Of Detours and Starting Lines
Somehow I got it in my head at the beginning of this month that it would be a good idea to sign up for the “You vs. the Year” challenge hosted by Map My Run and Under Armor. Yes, a challenge in which the goal is to run 1000 km total over the course of the calendar year. I signed up for it. Willingly. Now a bit of “derring-do” may have been behind it – sometimes taking on something “big” can be just the thing to motivate me to do, well, something big (like National Novel Writing Month, for example). I had also been thinking about how inconsistent I had been with my running last year. The littlest things would stop me from lacing up my running shoes and pounding out a mile or two. It was easier to not make the time for it. But the results of not making the time for it were not ones I wanted to continue producing.

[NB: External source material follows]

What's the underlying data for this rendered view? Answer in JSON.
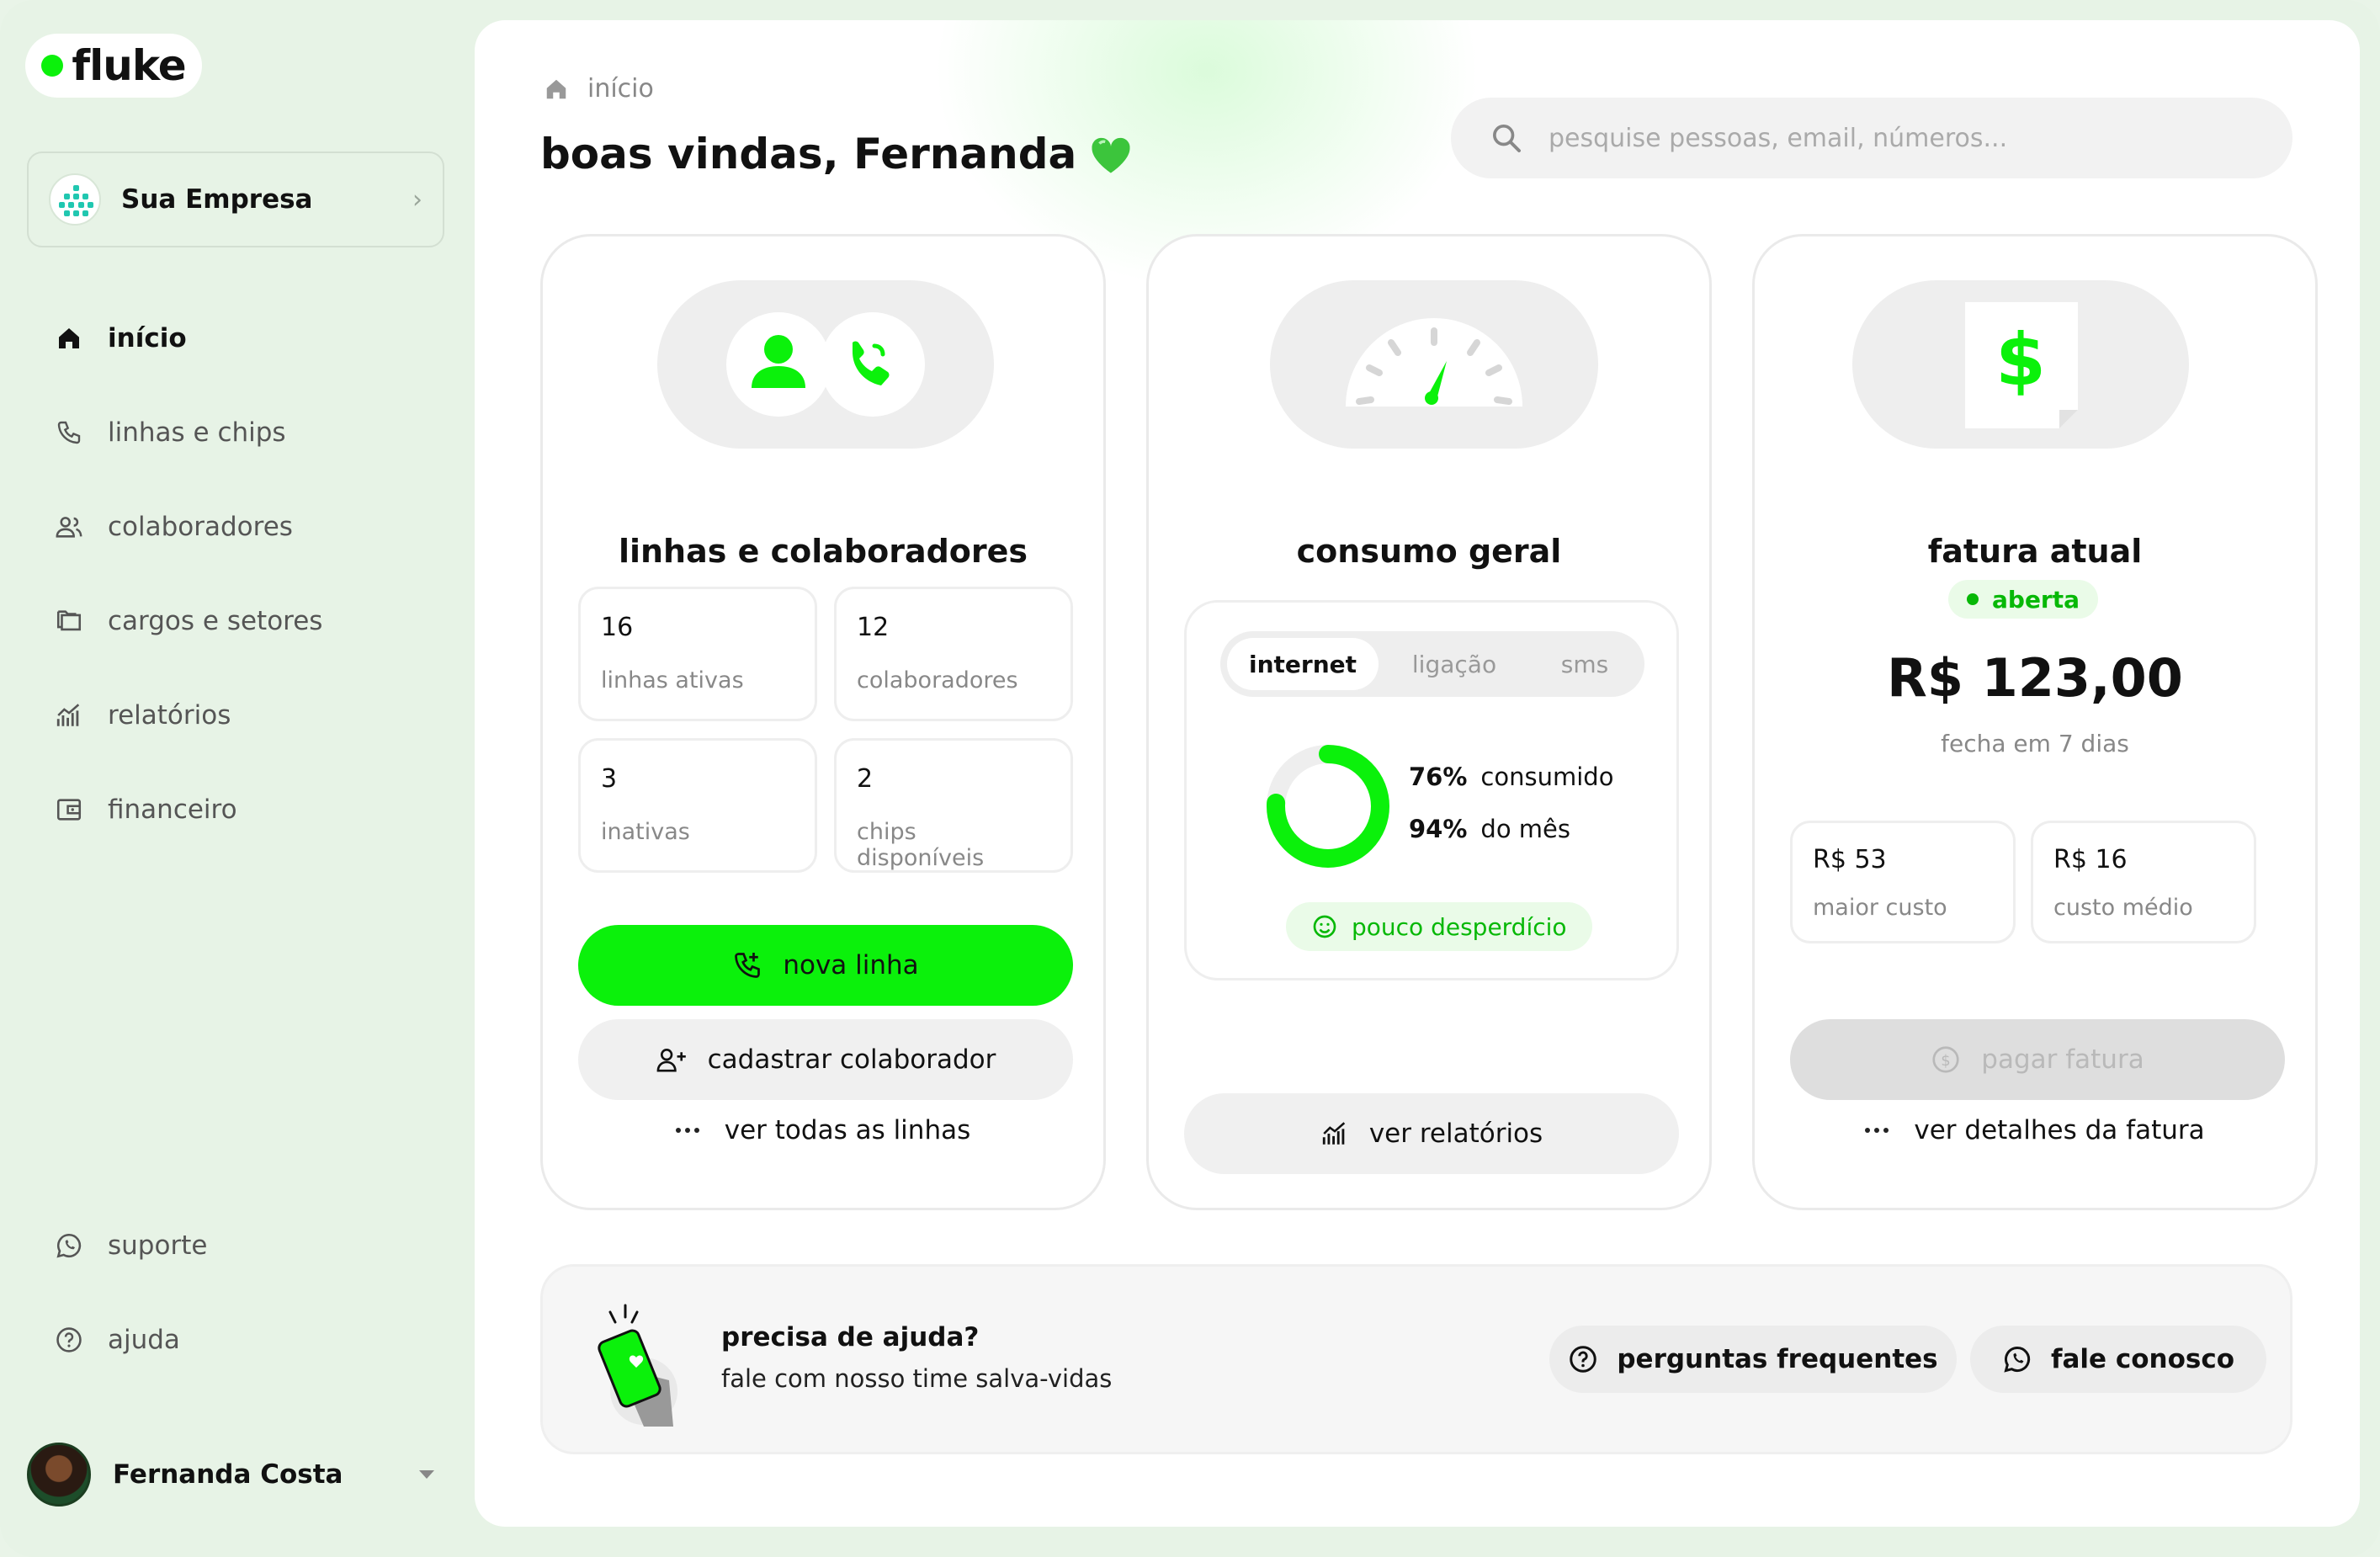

Basically, this challenge was/is the kick in the butt I needed to get running again. Particularly on the days I don’t want to do so. Only two weeks in and I have already put in 2 or 3 more runs than I would have without this extra bit of accountability. Which is how I found myself doing a Google search yesterday to see if I could continue to run with a chest cold.
No, I wasn’t looking into this out of mere curiosity or because someone posted something on Facebook from a questionable Web site I felt I now needed to clarify. I managed to pick up a chest cold over the weekend that kept me home and sleeping for most of Monday. So no run on Monday (obviously) and, for good measure, I decided to not run on Tuesday either. When I was still coughing and feeling slightly wheezy at work yesterday afternoon, I thought I’d better look into this whole “running with a cold” thing. After all, I still had the time to get my trio of running sessions in for the week to stay on course for the aforementioned challenge without having to run three days in a row. If I could get back on course Wednesday, I’d be set!
Annnnd then I read this “handy” rule of thumb on more than one Web site (three, in fact – dig deep, right?): Keep running if the cold symptoms are from the neck up. So sore throat, sneezing, some sniffles – keep going. But for cold symptoms below the neck – chest congestion, body aches, etc. – then don’t run until the symptoms are gone. So I find myself frustrated by the fact for a not fully determined period of time I am unable to run. Me, who would use the excuse of “I got up too late to put in ‘x’ km on the treadmill, so no use running at all”, is now frustrated that I can’t run for possibly at least this week.
I was stewing about it a bit last night, when I was reminded of a couple of things. Namely:
- A delay does not mean the whole thing is over – it’s just delayed. Course adjustments can be made in order to get back on track. In this case, I can add in extra running sessions and/or extra time to make up for what won’t be getting done while I let my body properly heal.
- A delay or detour means other things can be worked on in the interim. For instance I haven’t been reading as much as I’d like to recently. With some free time currently in the morning, I can dig into a book or two from my To Be Read pile in the time I’d normally spend on the treadmill. (For the record, I do best if I run first thing in the morning which means running on the treadmill as I’d rather not run on icy sidewalks in the dark.)
It’s still the pits to have this chest cold, mind you. I’m praying I’m over it sooner rather than later. (Apparently my faith is smaller than a mustard seed, because, well, see this post. And mustard seeds are small, y’all.) But, again, a detour or a delay is not an automatic ending point. Sometimes it’s the opportunity to work on something else for a time.